By Charisma L. Miller, Esq.
Brooklyn Daily Eagle
Be careful how you get your future spouse to sign a prenuptial agreement, a Brooklyn court warns.
In an unprecedented decision, the Brooklyn Appellate Court panel unanimously ruled to throw out a prenuptial agreement between a multimillionaire and his wife on the grounds that the agreement was fraudulently induced. This move shocked even the most seasoned Brooklyn matrimonial lawyers.
Prenuptial agreements are cynically described as “weapons” that a spouse may use in a contested divorce proceeding. In short, a prenuptial agreement, or prenup, is a written contract created prior to marriage. The prenup generally outlines all of the property each person owns and specifies what each person's property rights will be in the event the marriage is dissolved.
The 1998 marriage between Elizabeth and Peter Petrakis appeared to be a fairytale. Peter Petrakis earned his money in smoke shops and real estate to the tune of $20 million.
After a few years of marriage, the couple called it quits. There was a hurdle in the contested divorce: Elizabeth Petrakis signed a prenup stating that in the event of a divorce, Peter Petrakis would keep everything that is in name.
For years, Elizabeth Petrakis asserted that she was coerced into signing the prenup stating that her soon-to-be husband threatened to call off the wedding if she did not sign.
“He told me he would rip it up as soon as we had kids,” Elizabeth told the New York Post. Three children later, the prenup was still intact.
The court, siding with Elizabeth’s contention that she was coerced into signing the prenup, found Peter Petrakis’ “credibility to be suspect,” and thus invalidated the prenup.
“I’m utterly surprised. I’m actually quite shocked,” Brooklyn attorney Peter C. Lomtevas said of the ruling. For many matrimonial attorneys, it is rare that they face an invalidated prenup.
“Prenups aren’t vacated all that often,” said attorney Louis Sternberg. “This is a very new approach. Prenups are supposed to be hard to overturn.”
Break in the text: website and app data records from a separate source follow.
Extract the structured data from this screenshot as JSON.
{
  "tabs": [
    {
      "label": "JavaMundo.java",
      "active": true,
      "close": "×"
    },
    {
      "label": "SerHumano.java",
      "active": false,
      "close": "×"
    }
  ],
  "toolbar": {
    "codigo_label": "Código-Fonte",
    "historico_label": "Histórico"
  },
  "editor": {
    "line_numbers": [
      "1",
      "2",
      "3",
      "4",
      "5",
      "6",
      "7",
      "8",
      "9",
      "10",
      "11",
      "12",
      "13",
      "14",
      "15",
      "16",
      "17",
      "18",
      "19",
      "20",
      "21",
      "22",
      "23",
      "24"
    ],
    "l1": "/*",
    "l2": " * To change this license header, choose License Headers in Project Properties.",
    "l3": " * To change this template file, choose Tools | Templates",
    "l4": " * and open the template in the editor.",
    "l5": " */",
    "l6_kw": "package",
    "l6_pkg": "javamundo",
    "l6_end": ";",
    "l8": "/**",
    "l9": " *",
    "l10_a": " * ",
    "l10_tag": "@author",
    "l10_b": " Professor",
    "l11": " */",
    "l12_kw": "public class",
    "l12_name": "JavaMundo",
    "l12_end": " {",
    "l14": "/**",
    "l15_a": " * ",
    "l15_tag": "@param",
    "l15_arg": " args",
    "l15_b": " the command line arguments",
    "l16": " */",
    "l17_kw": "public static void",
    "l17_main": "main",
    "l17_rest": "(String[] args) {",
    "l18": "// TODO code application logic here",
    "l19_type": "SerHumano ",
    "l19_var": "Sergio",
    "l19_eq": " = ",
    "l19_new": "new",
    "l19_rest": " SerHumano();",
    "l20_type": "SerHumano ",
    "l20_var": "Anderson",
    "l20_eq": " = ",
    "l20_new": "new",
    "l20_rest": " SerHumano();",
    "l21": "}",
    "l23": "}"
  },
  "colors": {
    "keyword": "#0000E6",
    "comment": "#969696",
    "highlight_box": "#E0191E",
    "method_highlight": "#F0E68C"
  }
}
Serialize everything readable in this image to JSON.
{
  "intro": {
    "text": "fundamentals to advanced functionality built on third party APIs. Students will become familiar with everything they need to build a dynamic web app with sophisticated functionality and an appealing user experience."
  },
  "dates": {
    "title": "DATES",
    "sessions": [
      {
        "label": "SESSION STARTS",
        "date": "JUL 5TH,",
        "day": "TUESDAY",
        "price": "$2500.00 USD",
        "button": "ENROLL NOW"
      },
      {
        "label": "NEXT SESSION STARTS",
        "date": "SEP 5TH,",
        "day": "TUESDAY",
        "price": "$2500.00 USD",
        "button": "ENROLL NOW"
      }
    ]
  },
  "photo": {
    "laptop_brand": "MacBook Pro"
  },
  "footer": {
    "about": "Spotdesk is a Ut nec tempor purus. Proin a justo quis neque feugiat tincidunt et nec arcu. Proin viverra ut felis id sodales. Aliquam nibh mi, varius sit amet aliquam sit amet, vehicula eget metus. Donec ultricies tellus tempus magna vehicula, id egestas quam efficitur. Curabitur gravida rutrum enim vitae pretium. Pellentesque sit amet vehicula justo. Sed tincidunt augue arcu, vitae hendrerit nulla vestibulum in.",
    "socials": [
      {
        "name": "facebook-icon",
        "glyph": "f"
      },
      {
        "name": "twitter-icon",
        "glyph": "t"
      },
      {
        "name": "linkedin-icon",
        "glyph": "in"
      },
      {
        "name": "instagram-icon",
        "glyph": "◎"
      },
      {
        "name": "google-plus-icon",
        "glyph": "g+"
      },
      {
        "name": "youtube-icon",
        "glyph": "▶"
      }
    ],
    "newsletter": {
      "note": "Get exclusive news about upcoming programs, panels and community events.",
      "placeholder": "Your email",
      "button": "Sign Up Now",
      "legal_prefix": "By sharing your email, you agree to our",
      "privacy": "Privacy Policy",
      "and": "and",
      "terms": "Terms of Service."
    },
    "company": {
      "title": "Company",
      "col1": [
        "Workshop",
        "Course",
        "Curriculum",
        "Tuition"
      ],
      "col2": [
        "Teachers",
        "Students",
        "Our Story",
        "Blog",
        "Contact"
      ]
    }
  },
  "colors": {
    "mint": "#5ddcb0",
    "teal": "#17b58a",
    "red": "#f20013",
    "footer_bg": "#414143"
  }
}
But not all attorneys are convinced that the ruling was unpredictable or that shocking. “There are very fact specific reasons why a prenuptial agreement would be overturned,” advised attorney Steven D. Cohn. “One factor being if the agreement was signed as a result of force or duress.”
Divorce attorney Jennifer Garcia agreed. “What [Ms. Petrakis] argued is that there was some kind of undue influence,” Garcia elucidated. “She signed the prenup four days before the wedding. That is too close to the date of the marriage, and that is why the prenup was thrown out.”
New law or not, it is clear that attorneys will be altering their strategy when advising couples pre-marriage. “If we see this sort of thing continuing then attorneys will certainly start putting extra precautions into prenuptial agreements,” said Alexander Yakov Tsiring, Esq.
Lomtevas gave a word of caution to attorneys and their clients: “If a prenup no longer protects you, what do you do with your money?”